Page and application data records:
——

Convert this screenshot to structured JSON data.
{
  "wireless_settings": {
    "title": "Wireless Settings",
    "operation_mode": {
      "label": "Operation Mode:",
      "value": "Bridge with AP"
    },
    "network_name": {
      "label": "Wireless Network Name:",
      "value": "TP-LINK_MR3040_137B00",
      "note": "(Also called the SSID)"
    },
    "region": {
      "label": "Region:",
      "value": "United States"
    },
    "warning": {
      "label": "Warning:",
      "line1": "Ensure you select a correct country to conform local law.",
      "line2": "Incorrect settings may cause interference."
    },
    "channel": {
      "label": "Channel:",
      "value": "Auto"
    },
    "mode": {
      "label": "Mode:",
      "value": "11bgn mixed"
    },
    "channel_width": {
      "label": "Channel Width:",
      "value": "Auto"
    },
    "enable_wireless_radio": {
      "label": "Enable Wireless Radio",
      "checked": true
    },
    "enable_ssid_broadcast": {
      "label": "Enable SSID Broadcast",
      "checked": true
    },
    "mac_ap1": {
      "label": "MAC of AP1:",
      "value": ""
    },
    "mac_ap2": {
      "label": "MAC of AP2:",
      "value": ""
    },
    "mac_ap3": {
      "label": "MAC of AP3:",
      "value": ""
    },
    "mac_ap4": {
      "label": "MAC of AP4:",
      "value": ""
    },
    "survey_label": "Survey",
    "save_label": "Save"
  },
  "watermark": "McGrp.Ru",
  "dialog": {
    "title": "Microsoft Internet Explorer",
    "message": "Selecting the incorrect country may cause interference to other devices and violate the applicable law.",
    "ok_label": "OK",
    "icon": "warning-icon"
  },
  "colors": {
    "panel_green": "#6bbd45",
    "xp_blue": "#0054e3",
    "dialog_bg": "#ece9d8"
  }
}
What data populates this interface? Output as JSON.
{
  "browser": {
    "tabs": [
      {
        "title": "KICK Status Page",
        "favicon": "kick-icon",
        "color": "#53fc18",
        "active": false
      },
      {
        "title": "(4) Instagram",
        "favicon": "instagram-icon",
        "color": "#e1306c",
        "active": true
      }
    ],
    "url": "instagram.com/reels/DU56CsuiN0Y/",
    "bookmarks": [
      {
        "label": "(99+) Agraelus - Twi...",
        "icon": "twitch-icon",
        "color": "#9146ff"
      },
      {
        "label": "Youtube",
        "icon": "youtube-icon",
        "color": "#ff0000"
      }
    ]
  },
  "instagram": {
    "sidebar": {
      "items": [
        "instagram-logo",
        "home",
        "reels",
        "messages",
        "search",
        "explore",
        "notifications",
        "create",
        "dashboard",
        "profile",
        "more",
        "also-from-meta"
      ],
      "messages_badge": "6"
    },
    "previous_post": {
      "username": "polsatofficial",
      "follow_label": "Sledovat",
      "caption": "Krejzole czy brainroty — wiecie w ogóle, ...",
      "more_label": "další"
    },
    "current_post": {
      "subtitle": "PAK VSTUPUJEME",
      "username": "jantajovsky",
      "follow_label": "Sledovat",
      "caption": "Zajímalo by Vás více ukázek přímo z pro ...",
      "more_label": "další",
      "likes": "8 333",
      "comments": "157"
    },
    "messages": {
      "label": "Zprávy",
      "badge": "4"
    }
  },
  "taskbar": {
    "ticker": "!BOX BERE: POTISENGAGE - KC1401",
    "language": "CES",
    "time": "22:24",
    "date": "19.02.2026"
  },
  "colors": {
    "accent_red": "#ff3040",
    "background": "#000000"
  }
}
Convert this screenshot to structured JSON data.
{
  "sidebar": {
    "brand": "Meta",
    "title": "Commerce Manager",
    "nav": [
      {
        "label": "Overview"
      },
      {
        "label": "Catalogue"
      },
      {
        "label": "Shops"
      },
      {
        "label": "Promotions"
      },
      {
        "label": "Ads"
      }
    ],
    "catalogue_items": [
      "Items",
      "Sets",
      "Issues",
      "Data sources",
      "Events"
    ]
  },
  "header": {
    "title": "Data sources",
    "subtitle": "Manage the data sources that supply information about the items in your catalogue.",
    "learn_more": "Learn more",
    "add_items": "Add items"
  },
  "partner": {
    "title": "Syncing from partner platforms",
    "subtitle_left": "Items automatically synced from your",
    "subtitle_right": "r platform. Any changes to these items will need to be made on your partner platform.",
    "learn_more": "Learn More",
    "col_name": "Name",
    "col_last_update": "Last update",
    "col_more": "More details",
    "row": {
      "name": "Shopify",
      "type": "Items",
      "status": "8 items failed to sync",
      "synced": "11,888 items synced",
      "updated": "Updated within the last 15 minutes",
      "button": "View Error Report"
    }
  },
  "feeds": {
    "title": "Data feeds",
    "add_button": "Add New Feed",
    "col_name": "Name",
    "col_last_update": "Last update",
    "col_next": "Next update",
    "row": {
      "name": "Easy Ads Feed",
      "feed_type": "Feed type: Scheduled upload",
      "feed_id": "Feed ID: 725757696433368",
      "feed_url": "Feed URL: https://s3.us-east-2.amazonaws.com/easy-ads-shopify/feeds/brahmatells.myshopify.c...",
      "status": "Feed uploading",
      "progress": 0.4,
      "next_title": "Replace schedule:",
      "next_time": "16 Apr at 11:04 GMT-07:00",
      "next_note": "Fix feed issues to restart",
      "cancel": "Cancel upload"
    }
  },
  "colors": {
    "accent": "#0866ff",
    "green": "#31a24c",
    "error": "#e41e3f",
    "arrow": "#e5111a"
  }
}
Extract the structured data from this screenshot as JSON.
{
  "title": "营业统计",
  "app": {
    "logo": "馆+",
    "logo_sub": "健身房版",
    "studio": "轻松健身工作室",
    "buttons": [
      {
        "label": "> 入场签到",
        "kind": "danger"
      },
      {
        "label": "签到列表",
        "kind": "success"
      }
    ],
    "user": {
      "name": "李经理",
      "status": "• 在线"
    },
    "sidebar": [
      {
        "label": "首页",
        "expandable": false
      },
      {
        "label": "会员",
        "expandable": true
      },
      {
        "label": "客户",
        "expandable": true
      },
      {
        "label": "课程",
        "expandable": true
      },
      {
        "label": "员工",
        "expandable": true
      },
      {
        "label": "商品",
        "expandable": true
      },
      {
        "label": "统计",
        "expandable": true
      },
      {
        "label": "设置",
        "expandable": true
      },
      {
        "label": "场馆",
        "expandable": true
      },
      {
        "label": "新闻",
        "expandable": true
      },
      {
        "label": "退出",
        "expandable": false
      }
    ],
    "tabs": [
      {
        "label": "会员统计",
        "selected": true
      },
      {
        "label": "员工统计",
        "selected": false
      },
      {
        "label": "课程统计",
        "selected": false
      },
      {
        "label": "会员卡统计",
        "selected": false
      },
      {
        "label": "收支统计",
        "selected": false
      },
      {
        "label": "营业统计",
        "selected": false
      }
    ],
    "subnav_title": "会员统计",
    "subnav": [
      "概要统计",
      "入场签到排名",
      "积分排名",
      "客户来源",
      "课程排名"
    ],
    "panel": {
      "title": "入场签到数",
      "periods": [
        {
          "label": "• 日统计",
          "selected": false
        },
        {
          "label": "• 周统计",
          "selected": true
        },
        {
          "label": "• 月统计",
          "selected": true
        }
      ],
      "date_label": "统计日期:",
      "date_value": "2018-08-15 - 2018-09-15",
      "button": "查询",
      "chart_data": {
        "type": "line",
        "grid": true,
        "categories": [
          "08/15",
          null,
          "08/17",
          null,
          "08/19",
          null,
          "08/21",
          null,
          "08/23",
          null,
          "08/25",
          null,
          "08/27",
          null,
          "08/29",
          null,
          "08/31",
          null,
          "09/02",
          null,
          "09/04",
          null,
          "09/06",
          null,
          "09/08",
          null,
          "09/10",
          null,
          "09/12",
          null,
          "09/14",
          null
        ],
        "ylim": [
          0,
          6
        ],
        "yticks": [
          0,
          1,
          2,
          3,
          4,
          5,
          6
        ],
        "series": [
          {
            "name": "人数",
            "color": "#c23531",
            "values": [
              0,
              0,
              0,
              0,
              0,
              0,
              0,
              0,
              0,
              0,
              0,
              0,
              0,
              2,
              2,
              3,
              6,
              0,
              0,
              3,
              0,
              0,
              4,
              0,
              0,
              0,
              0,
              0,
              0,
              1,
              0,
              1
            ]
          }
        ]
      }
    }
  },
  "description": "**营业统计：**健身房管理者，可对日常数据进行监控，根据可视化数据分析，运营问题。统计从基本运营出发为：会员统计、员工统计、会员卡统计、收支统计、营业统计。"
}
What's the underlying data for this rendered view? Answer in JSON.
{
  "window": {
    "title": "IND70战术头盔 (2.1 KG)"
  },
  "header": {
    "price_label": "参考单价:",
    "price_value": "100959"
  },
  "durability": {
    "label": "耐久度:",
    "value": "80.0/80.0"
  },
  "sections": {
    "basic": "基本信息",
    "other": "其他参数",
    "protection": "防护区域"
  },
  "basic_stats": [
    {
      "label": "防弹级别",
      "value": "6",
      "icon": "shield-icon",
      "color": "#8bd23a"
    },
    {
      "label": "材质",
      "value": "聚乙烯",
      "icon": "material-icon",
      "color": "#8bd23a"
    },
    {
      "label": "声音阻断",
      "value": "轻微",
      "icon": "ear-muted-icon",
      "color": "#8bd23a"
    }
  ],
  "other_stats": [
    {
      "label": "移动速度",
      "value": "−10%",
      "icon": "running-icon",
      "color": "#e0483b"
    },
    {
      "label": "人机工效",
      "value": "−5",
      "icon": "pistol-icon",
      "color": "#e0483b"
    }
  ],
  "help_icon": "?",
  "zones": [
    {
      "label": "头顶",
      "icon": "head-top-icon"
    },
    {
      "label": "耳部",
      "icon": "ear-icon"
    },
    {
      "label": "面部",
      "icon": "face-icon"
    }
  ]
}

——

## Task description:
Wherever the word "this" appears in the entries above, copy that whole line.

## Result:
Convert this screenshot to structured JSON data.
What data populates this interface? Output as JSON.
Convert this screenshot to structured JSON data.
Extract the structured data from this screenshot as JSON.
What's the underlying data for this rendered view? Answer in JSON.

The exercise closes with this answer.